• [The task]
Go through the data line by line and count the lines that hold "icon". Reply with the total only.

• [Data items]
------------

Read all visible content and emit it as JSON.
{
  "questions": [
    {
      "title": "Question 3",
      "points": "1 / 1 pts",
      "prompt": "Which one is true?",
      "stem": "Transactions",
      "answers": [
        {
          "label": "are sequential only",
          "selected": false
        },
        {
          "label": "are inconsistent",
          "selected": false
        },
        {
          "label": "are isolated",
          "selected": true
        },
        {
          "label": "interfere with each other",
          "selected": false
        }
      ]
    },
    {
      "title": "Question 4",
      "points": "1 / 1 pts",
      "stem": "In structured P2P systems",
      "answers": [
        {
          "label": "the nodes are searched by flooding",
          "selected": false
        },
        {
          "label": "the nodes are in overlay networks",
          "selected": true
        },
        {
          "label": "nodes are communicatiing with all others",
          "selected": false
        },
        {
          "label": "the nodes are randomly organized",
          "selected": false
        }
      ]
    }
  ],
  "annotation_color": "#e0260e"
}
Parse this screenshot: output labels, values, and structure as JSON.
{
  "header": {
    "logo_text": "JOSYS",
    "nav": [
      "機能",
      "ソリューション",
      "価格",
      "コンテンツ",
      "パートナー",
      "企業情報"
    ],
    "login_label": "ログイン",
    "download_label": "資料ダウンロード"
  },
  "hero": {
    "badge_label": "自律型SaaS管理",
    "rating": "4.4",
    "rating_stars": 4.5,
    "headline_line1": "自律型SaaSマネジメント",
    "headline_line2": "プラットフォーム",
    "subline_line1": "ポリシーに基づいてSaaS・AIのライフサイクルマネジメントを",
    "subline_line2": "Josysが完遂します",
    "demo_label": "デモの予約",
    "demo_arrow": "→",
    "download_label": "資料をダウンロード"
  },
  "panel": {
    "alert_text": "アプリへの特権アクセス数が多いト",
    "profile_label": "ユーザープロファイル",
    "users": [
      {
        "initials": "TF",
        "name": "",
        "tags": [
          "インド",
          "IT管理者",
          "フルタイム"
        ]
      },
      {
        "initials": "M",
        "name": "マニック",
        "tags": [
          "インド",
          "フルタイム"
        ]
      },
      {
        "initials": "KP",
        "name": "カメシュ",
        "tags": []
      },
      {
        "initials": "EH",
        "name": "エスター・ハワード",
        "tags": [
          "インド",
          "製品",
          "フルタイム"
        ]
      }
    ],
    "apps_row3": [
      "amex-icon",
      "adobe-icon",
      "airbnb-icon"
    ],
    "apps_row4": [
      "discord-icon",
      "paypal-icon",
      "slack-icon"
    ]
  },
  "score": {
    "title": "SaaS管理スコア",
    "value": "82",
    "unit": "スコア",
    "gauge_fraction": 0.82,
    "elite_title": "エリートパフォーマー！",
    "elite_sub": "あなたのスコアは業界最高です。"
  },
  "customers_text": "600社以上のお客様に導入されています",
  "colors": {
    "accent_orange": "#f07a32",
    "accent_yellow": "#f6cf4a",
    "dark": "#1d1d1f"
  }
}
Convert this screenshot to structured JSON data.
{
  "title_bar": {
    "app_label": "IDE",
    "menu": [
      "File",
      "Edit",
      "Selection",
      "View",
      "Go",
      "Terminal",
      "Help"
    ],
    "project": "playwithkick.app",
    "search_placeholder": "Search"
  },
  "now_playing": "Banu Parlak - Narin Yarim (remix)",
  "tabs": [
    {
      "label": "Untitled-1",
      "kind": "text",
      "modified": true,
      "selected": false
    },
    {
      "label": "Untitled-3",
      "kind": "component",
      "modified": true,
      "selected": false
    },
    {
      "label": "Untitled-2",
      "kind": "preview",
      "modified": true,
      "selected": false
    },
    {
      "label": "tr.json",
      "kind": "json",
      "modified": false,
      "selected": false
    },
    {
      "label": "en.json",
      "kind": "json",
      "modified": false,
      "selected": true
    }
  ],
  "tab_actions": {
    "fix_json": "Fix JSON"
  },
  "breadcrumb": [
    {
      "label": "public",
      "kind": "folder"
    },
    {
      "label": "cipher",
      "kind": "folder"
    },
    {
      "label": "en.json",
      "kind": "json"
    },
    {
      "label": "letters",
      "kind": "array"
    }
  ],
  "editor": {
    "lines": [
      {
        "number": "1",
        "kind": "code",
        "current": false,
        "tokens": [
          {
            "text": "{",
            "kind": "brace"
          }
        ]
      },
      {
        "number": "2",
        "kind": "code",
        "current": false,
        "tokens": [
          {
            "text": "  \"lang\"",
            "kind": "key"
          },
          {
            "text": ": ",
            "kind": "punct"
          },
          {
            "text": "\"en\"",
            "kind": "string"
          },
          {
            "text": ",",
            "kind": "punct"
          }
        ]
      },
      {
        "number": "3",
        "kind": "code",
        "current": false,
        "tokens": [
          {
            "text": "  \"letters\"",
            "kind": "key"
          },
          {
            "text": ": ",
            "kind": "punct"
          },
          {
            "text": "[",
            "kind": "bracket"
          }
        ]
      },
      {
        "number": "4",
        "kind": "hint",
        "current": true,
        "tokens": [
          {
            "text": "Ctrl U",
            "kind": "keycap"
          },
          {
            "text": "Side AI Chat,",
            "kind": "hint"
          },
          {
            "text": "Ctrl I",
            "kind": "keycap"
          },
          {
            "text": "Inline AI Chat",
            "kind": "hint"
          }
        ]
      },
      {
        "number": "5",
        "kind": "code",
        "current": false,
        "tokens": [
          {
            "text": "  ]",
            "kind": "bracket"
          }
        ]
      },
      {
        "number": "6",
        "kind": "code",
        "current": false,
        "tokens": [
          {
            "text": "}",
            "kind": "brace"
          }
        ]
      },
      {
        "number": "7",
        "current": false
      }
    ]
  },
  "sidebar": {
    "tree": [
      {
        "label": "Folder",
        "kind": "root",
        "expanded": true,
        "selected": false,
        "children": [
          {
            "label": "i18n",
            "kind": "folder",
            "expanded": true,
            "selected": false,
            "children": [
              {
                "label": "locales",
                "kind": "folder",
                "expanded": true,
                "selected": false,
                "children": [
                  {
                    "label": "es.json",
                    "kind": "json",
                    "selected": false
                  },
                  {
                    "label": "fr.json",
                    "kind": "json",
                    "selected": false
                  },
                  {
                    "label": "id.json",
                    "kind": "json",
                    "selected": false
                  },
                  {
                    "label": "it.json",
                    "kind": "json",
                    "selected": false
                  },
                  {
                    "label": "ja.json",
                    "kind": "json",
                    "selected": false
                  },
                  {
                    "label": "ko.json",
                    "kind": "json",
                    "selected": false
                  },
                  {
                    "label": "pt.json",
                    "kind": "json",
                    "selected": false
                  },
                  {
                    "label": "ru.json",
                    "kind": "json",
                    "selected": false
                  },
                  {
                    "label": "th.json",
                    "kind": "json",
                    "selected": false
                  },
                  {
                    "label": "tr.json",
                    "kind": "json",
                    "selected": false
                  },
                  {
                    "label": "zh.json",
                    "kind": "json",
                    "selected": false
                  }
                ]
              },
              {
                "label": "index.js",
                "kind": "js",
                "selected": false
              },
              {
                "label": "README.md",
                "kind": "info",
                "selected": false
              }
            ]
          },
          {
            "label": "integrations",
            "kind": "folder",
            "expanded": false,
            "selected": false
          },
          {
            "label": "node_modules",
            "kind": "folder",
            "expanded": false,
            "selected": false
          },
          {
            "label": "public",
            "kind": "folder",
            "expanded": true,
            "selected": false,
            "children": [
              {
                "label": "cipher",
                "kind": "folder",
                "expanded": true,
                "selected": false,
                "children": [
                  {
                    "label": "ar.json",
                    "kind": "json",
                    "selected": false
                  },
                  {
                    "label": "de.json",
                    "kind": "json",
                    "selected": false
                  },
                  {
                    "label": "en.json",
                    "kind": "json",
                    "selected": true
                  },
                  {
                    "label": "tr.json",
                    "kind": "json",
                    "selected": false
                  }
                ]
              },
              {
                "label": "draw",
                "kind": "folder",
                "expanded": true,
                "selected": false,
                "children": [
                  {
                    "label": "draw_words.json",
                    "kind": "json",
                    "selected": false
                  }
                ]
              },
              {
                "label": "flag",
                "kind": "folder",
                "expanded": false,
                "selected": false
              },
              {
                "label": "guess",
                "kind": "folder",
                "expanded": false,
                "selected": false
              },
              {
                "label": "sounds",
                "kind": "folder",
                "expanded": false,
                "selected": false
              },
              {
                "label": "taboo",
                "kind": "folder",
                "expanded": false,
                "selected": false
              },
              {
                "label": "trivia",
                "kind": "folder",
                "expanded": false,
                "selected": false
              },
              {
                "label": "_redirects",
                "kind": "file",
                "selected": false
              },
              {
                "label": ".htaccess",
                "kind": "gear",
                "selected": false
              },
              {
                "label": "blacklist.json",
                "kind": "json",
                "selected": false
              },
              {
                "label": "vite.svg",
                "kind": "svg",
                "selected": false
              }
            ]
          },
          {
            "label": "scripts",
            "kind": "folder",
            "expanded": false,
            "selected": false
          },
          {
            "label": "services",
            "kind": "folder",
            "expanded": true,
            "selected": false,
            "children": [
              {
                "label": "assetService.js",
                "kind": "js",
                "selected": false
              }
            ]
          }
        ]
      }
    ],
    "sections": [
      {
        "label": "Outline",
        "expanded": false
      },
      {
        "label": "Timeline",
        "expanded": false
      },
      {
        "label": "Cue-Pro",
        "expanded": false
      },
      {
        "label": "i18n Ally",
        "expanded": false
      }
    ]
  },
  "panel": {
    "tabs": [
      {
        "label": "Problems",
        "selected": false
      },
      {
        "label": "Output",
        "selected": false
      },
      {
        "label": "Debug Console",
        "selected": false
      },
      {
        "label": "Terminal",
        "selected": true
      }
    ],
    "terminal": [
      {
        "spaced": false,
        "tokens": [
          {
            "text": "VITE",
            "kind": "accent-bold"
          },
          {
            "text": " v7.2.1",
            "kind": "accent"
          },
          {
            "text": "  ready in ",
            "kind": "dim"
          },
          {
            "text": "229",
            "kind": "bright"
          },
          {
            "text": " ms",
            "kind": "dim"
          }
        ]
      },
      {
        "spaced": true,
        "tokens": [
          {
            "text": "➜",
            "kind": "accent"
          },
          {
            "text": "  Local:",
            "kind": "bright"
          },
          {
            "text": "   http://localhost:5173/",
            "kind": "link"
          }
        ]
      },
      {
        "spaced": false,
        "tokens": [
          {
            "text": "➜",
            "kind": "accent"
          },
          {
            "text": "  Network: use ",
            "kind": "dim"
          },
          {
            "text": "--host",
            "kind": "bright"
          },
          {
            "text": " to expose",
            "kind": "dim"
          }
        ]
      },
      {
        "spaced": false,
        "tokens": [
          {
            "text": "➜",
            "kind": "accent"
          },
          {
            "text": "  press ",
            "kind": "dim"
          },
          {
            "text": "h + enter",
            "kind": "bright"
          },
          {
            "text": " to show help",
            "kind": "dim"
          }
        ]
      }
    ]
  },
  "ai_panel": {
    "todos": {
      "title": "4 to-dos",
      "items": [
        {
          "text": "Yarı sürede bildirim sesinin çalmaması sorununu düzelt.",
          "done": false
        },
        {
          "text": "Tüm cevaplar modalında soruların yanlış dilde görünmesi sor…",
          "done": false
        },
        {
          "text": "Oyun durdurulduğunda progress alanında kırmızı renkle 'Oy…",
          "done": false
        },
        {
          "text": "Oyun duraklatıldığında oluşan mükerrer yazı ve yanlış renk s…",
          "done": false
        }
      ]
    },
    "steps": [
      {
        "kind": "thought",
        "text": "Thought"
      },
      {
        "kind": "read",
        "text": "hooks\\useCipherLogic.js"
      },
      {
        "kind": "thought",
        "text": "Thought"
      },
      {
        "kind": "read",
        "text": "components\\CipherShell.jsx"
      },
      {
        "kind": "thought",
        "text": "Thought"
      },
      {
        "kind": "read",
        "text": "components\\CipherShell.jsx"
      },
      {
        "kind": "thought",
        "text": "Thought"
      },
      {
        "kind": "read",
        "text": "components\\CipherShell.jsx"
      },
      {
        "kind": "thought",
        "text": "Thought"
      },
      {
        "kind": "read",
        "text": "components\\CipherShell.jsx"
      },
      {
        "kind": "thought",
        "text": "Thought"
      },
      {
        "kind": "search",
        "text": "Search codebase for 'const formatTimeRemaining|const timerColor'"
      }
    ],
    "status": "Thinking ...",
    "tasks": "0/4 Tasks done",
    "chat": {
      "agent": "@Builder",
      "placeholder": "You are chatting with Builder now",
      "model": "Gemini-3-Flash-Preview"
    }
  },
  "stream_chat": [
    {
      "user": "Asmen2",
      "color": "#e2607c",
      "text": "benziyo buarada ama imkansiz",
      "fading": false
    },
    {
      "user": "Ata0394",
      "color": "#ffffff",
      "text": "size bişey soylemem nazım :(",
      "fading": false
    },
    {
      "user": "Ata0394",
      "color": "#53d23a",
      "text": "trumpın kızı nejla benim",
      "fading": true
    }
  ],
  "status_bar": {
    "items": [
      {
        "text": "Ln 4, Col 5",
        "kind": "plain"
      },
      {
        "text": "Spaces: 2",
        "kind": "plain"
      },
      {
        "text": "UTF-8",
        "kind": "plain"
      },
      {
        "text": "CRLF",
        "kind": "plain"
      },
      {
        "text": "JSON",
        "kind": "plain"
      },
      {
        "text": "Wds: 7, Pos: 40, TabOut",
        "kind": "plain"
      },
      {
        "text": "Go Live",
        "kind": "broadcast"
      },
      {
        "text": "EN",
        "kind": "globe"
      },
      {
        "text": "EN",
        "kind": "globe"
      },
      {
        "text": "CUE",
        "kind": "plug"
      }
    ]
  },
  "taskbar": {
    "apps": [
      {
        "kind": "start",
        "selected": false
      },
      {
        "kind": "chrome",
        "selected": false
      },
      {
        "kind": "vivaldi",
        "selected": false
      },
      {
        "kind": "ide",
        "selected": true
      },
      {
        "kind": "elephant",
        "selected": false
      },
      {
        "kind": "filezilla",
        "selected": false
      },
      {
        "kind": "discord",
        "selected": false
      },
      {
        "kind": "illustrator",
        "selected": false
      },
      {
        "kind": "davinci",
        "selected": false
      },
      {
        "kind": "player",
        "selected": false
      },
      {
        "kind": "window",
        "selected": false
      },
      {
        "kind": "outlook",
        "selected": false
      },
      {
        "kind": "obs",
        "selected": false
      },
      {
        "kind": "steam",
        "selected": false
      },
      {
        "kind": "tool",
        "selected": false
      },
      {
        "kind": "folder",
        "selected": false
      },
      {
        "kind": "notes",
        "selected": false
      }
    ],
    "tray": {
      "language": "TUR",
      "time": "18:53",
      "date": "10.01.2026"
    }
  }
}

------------

• [Task answer]
6